- **WHAT IS NEEDED**:
Determine how many lines below include the string "shortcut". Reply with the number only.

++++++

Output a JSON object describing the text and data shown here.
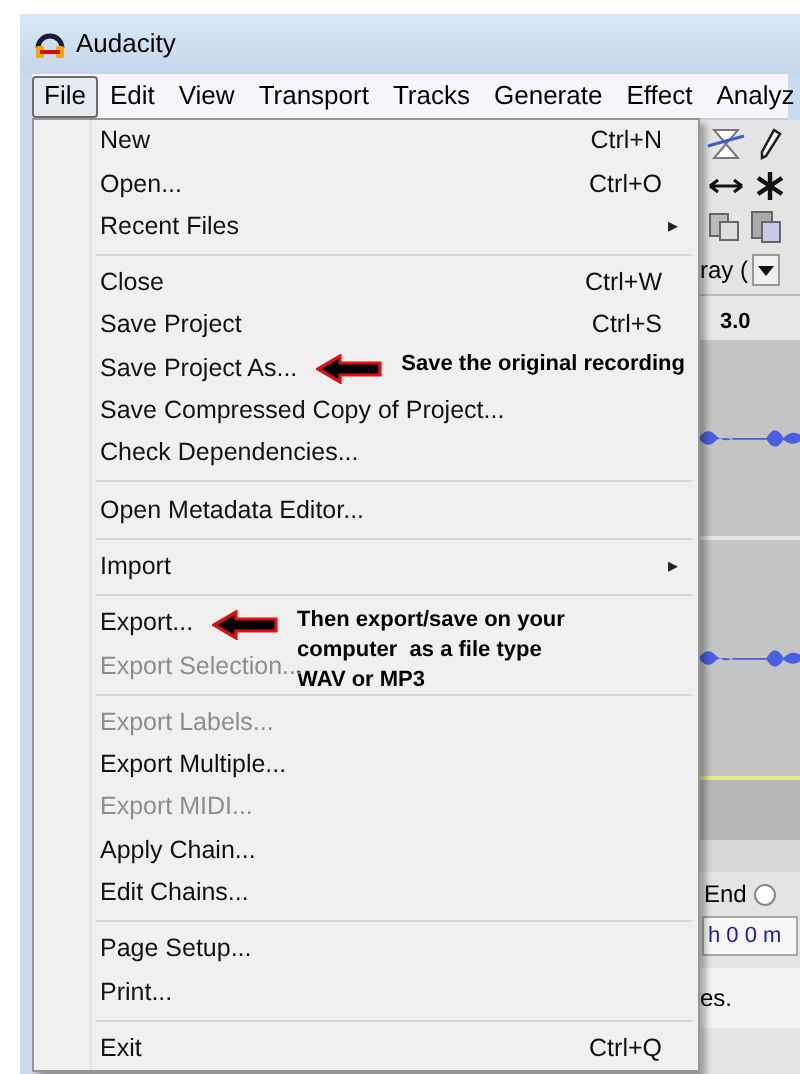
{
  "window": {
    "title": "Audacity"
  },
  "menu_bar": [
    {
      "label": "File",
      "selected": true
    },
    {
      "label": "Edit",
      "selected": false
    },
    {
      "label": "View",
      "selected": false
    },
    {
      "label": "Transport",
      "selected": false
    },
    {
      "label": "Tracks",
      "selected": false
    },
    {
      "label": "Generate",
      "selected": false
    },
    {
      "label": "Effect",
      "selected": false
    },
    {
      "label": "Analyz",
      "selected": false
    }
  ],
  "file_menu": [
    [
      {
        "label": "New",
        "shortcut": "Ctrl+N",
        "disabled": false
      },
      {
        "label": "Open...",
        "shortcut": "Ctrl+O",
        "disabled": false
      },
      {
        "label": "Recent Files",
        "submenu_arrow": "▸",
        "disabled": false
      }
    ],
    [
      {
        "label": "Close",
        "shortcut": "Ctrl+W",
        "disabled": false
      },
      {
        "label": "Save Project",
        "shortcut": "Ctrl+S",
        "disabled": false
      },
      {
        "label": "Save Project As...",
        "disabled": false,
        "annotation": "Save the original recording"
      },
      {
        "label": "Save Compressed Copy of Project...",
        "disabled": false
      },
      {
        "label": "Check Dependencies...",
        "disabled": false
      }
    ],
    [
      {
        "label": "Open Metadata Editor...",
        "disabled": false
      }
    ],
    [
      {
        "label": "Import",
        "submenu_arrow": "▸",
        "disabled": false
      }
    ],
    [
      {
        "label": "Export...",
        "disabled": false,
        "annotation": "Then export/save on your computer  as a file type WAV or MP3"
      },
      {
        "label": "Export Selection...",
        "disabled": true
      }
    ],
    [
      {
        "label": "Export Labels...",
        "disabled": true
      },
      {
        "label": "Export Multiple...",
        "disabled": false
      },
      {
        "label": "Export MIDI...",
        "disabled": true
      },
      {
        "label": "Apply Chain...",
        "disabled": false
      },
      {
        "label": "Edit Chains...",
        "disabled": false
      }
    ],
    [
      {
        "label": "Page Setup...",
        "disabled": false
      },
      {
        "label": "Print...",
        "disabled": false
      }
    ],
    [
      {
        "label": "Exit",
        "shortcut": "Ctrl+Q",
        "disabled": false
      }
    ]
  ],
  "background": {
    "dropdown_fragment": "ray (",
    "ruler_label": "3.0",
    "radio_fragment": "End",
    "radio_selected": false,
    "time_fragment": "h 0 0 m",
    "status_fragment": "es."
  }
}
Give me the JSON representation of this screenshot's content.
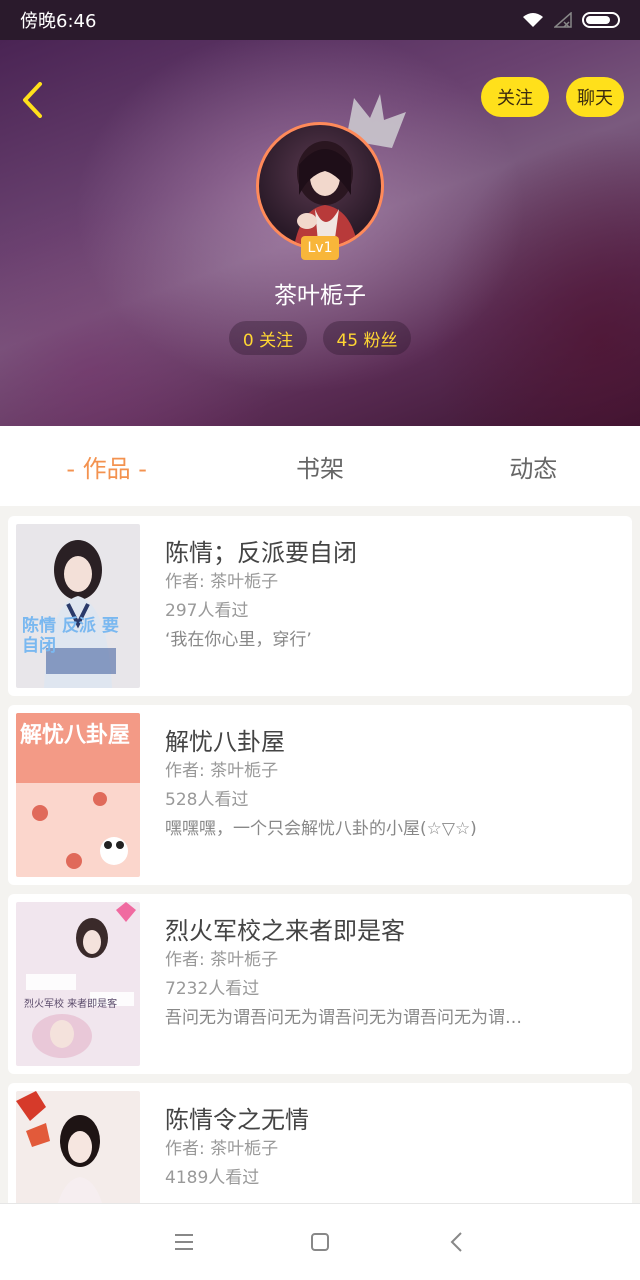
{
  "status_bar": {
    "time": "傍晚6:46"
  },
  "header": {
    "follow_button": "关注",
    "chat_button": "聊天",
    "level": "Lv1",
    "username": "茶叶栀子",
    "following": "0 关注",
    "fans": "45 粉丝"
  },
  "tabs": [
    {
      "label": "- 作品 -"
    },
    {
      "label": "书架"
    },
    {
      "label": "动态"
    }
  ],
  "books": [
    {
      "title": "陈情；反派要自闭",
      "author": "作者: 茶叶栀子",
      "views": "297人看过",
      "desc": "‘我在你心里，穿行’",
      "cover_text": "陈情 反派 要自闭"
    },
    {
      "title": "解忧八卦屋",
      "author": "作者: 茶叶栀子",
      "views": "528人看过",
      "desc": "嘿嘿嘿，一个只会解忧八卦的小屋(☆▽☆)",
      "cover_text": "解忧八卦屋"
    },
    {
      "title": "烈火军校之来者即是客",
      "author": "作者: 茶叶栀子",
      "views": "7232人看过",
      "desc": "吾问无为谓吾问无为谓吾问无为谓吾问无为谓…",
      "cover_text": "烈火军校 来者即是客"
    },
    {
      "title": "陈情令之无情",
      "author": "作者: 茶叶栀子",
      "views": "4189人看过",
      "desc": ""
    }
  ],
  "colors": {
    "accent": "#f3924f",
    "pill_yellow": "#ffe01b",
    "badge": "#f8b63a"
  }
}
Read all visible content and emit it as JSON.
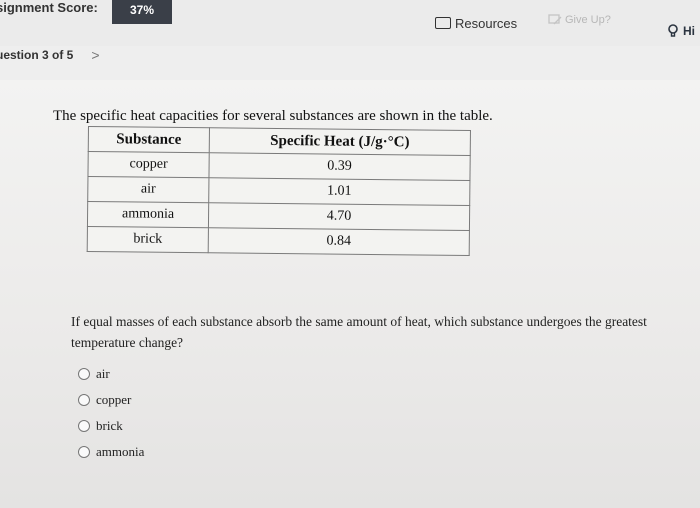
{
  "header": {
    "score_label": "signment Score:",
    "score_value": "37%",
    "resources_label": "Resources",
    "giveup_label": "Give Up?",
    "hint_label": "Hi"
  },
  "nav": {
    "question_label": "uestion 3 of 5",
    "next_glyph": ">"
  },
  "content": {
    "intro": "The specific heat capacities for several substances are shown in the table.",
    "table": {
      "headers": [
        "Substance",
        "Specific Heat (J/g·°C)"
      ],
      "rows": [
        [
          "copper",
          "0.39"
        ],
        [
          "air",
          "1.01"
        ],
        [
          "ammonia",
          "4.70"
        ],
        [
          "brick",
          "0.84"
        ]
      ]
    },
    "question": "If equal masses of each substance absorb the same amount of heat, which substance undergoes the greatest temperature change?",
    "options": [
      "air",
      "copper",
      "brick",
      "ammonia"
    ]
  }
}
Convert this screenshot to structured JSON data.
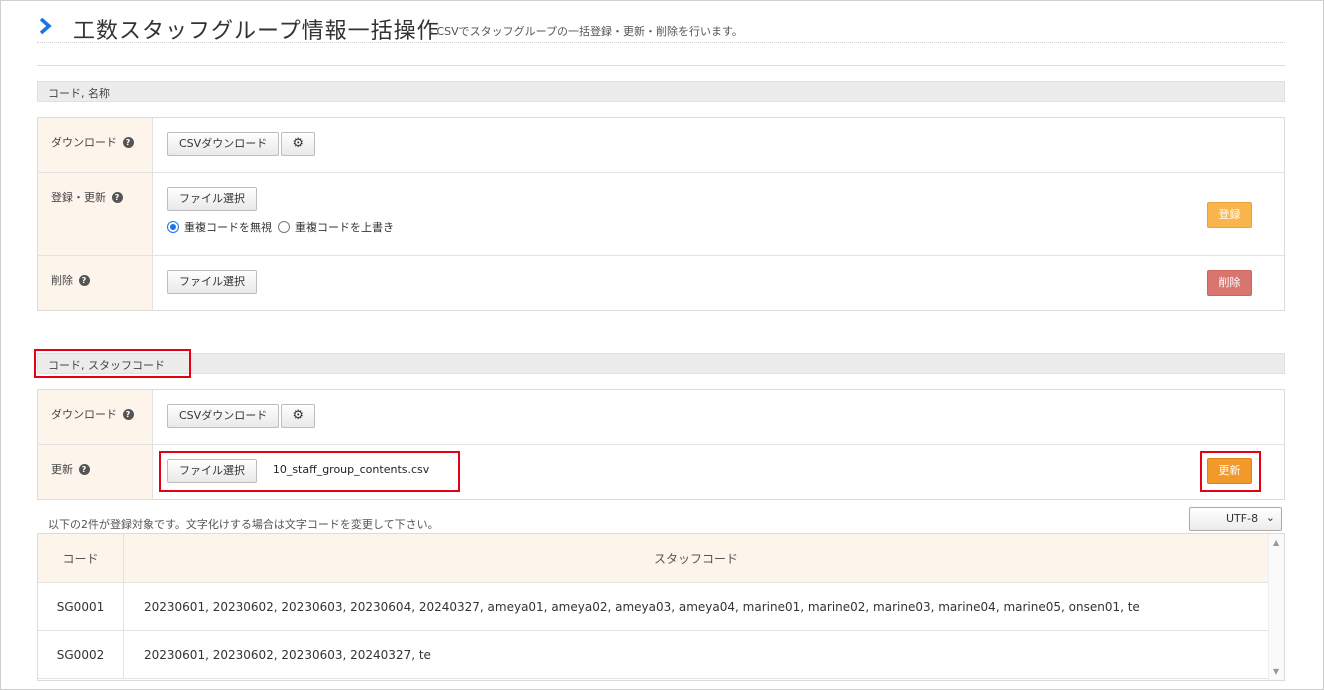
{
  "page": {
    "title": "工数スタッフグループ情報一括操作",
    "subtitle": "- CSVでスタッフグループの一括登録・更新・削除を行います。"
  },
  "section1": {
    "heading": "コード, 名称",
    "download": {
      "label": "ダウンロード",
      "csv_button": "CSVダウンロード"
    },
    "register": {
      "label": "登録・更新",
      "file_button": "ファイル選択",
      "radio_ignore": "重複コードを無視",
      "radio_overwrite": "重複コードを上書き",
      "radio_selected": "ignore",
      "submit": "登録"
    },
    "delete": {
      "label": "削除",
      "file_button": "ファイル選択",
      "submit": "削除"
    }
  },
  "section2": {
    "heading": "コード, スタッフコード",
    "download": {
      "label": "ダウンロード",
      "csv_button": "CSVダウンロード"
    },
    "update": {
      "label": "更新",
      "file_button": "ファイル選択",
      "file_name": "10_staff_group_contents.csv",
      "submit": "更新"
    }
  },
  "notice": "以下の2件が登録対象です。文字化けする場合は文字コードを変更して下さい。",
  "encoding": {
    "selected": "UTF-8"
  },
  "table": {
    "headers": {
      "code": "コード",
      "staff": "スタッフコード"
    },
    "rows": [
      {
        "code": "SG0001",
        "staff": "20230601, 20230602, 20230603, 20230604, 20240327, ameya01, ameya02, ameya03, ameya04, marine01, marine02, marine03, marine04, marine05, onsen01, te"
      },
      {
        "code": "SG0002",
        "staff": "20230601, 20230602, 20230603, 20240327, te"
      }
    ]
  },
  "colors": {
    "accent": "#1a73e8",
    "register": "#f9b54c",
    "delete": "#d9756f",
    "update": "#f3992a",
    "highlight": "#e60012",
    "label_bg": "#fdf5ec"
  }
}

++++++

- **REPLY**:
5